Despite loud protests from the ACLU and state Sen. Joe Neal, D-North Las Vegas, the Attorney General's Office is refusing to collect the names of individual officers in its legislative study of racial profiling by Nevada police.
The study requires police officers to record a variety of information about the vehicles they stop and the people in them, including race and age as well as the reason for the stop.
Neal and Gary Peck of the ACLU objected said last week the information should include some way of identifying the officer who made each traffic stop. Peck said it wouldn't necessarily be public information but should be available to police commanders so they can identify officers with racial or other biases.
Another meeting is scheduled Sept. 27 in the Washoe County Commission Chambers in Reno to get reactions from Northern Nevadans.
Following final revisions, 50,000 forms will be ordered for law enforcement agencies in Clark and Washoe counties.
The state plans to record information on all traffic stops for four weeks beginning Oct. 29, then fine tune the forms and data collection methods.

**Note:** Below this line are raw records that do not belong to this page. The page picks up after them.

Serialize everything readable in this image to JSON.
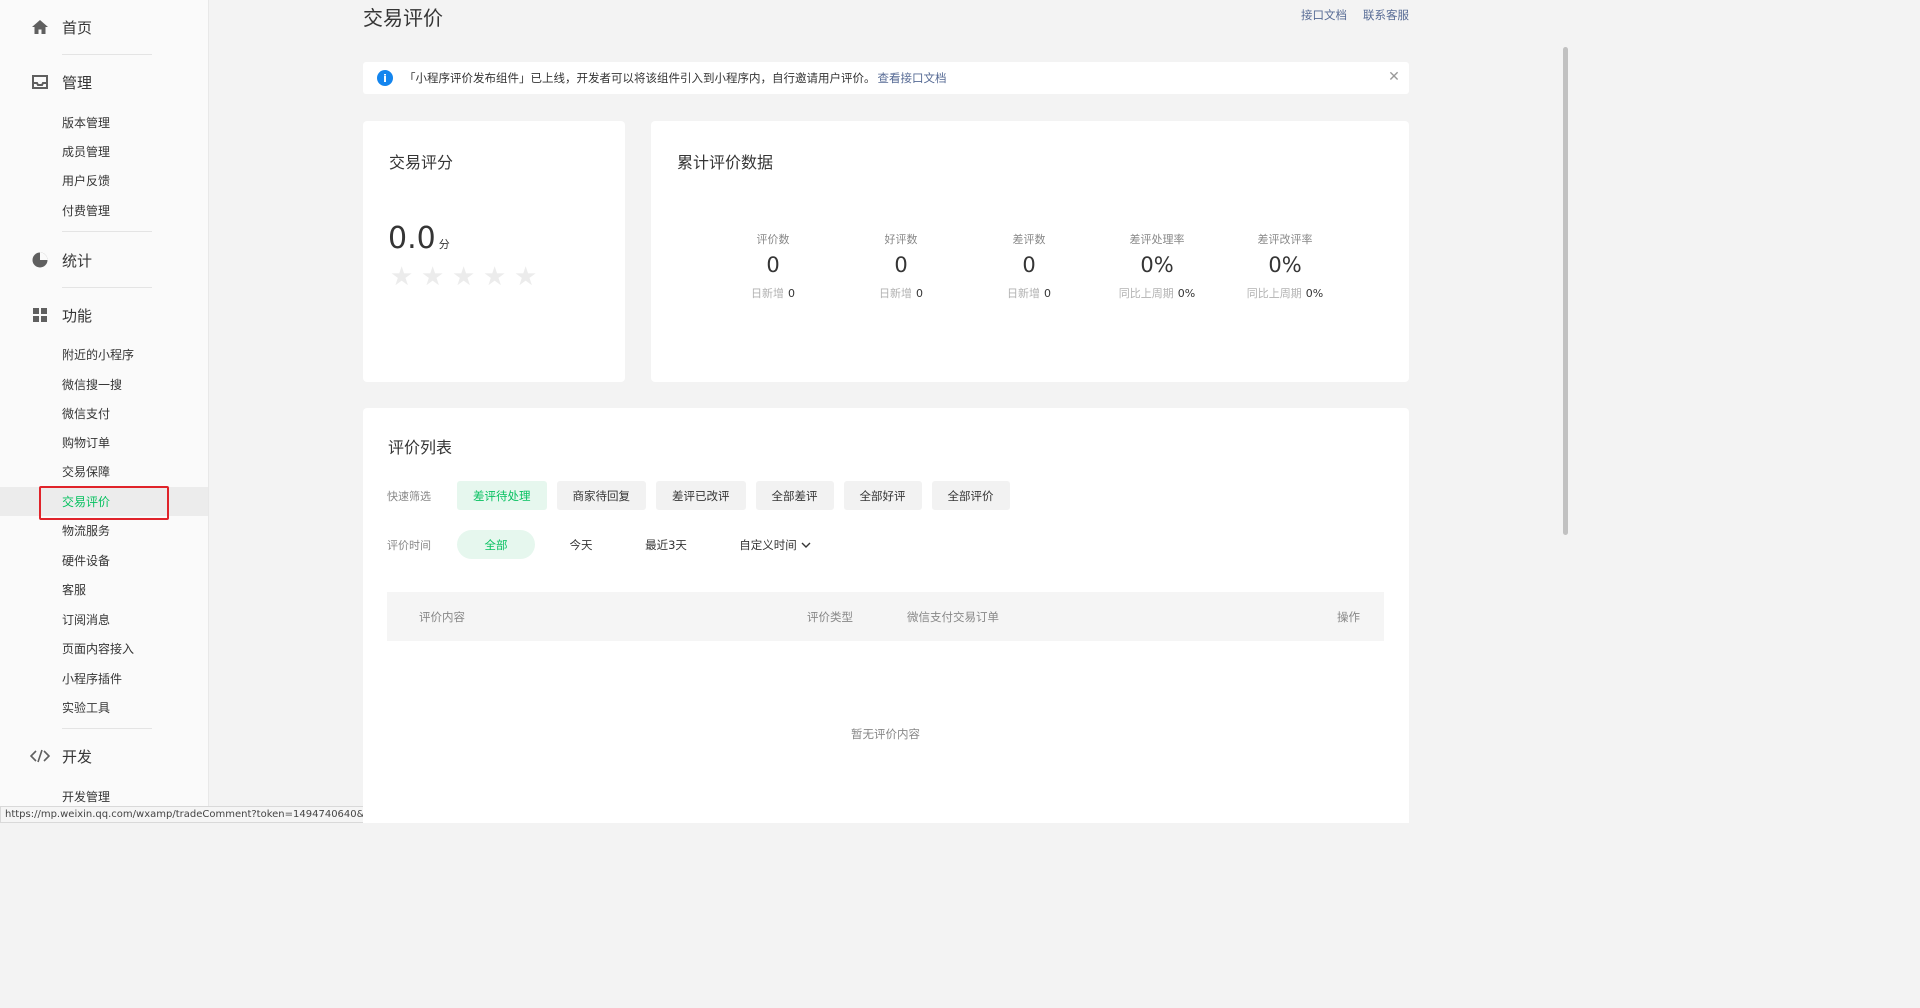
{
  "sidebar": {
    "home": "首页",
    "manage": "管理",
    "manage_items": [
      "版本管理",
      "成员管理",
      "用户反馈",
      "付费管理"
    ],
    "stats": "统计",
    "features": "功能",
    "feature_items": [
      "附近的小程序",
      "微信搜一搜",
      "微信支付",
      "购物订单",
      "交易保障",
      "交易评价",
      "物流服务",
      "硬件设备",
      "客服",
      "订阅消息",
      "页面内容接入",
      "小程序插件",
      "实验工具"
    ],
    "active_item": "交易评价",
    "dev": "开发",
    "dev_items": [
      "开发管理"
    ]
  },
  "header": {
    "title": "交易评价",
    "links": [
      "接口文档",
      "联系客服"
    ]
  },
  "notice": {
    "text": "「小程序评价发布组件」已上线，开发者可以将该组件引入到小程序内，自行邀请用户评价。",
    "link": "查看接口文档"
  },
  "score_card": {
    "title": "交易评分",
    "value": "0.0",
    "unit": "分",
    "stars_filled": 0,
    "stars_total": 5
  },
  "stats_card": {
    "title": "累计评价数据",
    "items": [
      {
        "label": "评价数",
        "value": "0",
        "sub_label": "日新增",
        "sub_value": "0"
      },
      {
        "label": "好评数",
        "value": "0",
        "sub_label": "日新增",
        "sub_value": "0"
      },
      {
        "label": "差评数",
        "value": "0",
        "sub_label": "日新增",
        "sub_value": "0"
      },
      {
        "label": "差评处理率",
        "value": "0%",
        "sub_label": "同比上周期",
        "sub_value": "0%"
      },
      {
        "label": "差评改评率",
        "value": "0%",
        "sub_label": "同比上周期",
        "sub_value": "0%"
      }
    ]
  },
  "list": {
    "title": "评价列表",
    "quick_filter_label": "快速筛选",
    "quick_filters": [
      "差评待处理",
      "商家待回复",
      "差评已改评",
      "全部差评",
      "全部好评",
      "全部评价"
    ],
    "quick_filter_active": "差评待处理",
    "time_label": "评价时间",
    "time_filters": [
      "全部",
      "今天",
      "最近3天",
      "自定义时间"
    ],
    "time_filter_active": "全部",
    "columns": [
      "评价内容",
      "评价类型",
      "微信支付交易订单",
      "操作"
    ],
    "empty_text": "暂无评价内容"
  },
  "status_url": "https://mp.weixin.qq.com/wxamp/tradeComment?token=1494740640&lang=zh_CN",
  "colors": {
    "accent": "#07c160",
    "link": "#576b95",
    "info": "#1485ee",
    "highlight": "#e0232a"
  }
}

The actual test will run for a full year beginning Jan. 1. Results will be presented to the 2003 Legislature.